The increase of account hacking guides on the internet means that the person stealing your account could come from San Francisco instead of Shanghai. Either way the effect on the economy of an account hack is the same – freefall prices, guild disruption and loss of an account for several days. The gold might not end up being sent to a gold seller, but might just as easily end up in the coffers of a rival guild on another server.
Finally, hacking a computer is a crime. In the UK the Computer Misuse Act covers everything from unlawful access to obtaining information. From there it becomes a grey area – the gold you buy from a seller may have been partly obtained through illegal channels. There’s the potential of being in receipt of stolen goods, or of complacency or conspiracy to commit a crime. It’s not been tested in court, but in these litigation-happy times it probably won’t be long until we see the first account-hack related lawsuit arrive. By buying gold, you run the risk of leaving yourself open to being sued later down the line. Regardless of the legal risks, it also perpetuates and endorses the damage to the economy, degrading the game experience for both yourself and other players.

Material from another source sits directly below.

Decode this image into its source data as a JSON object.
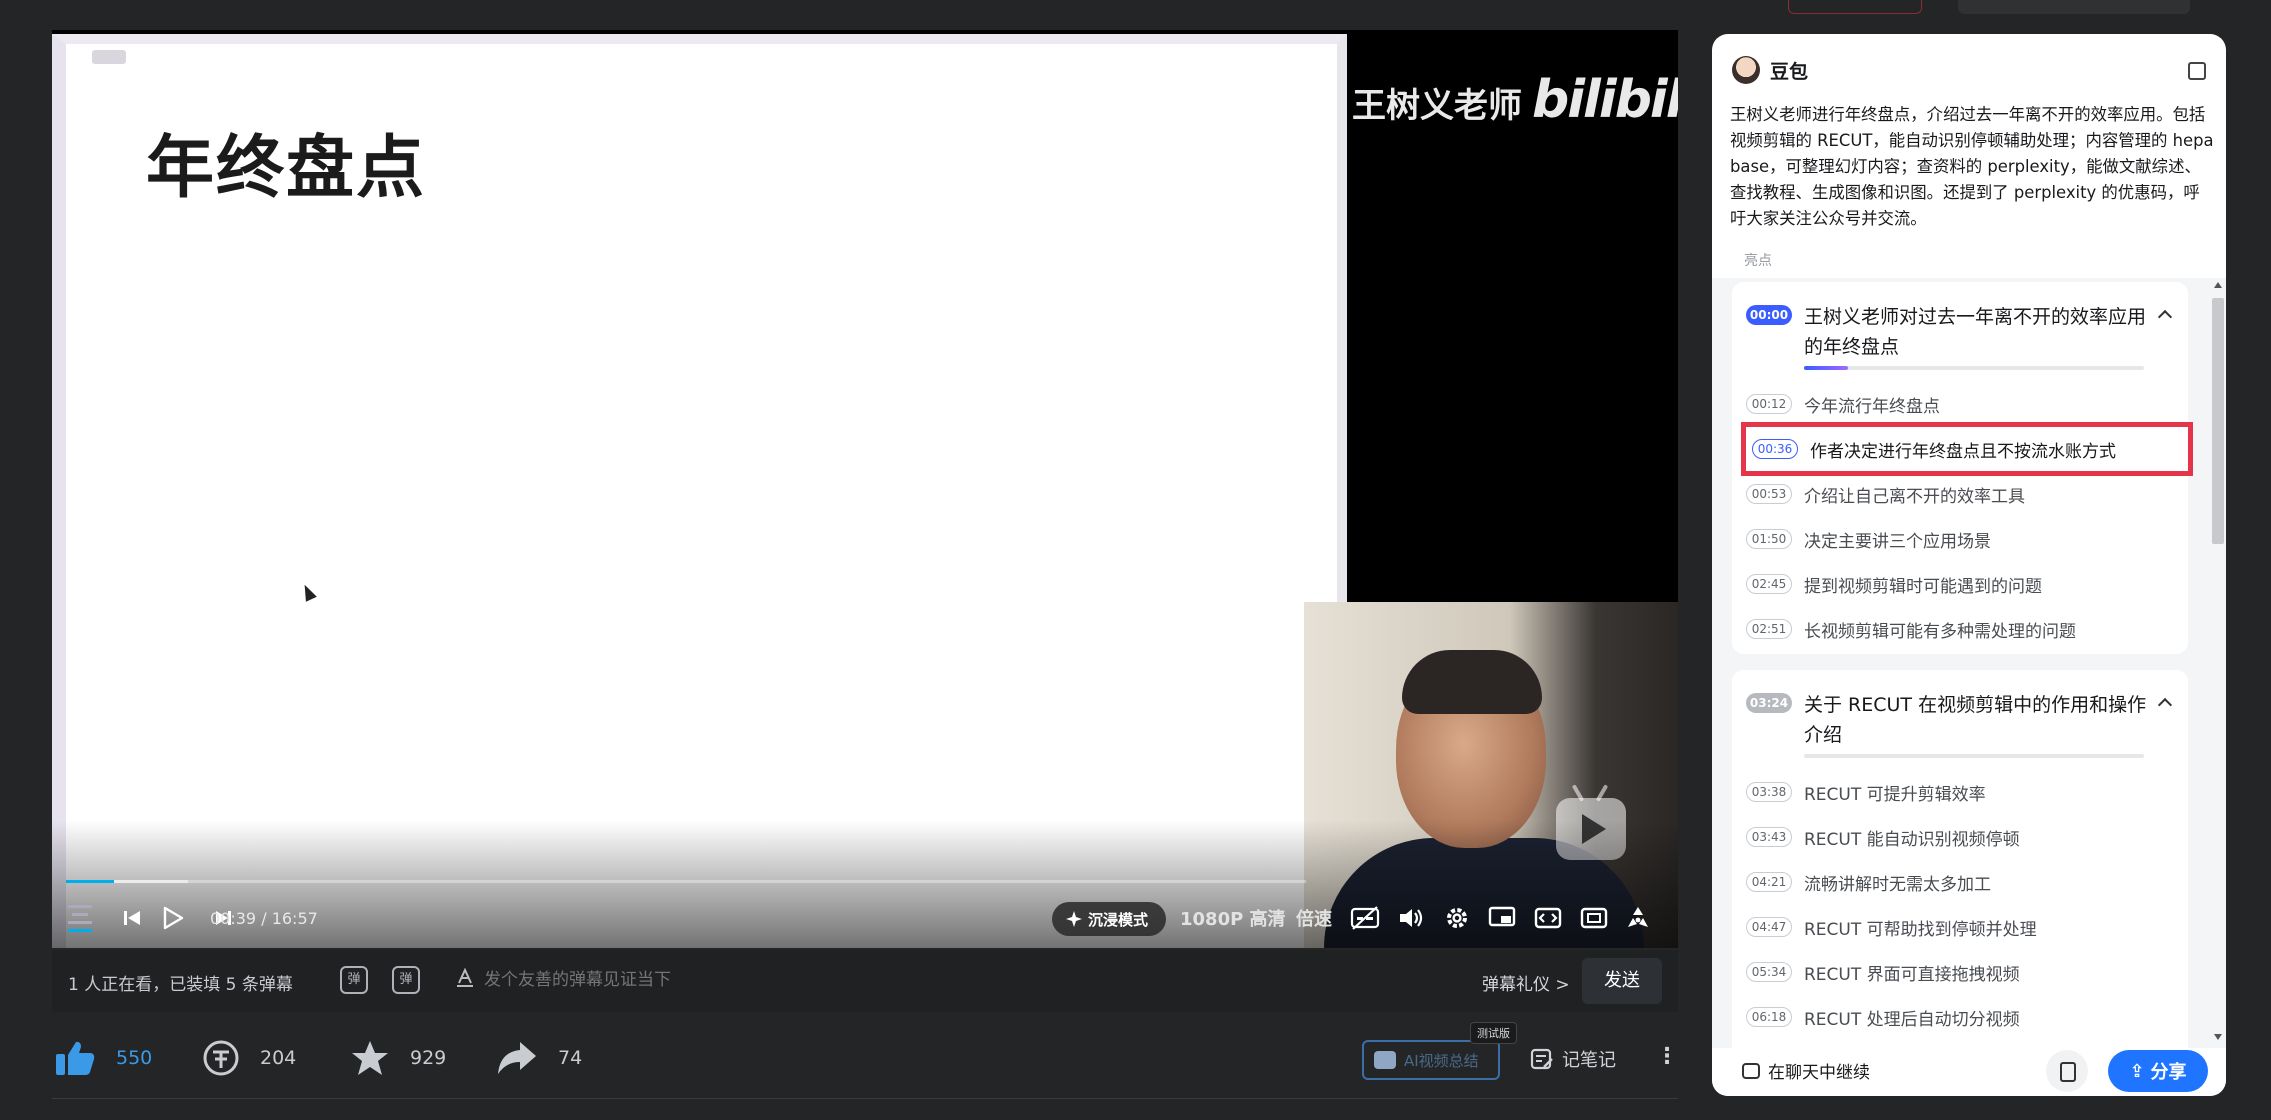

So there you have it: why gold selling damages the game, why hacking increases the problem and why buying gold is legally dubious. I’ve also covered what you can do to ensure than your guild and it’s members are protected, and what you should do to maintain their trust in you.
Still feel the shortcut is worth it?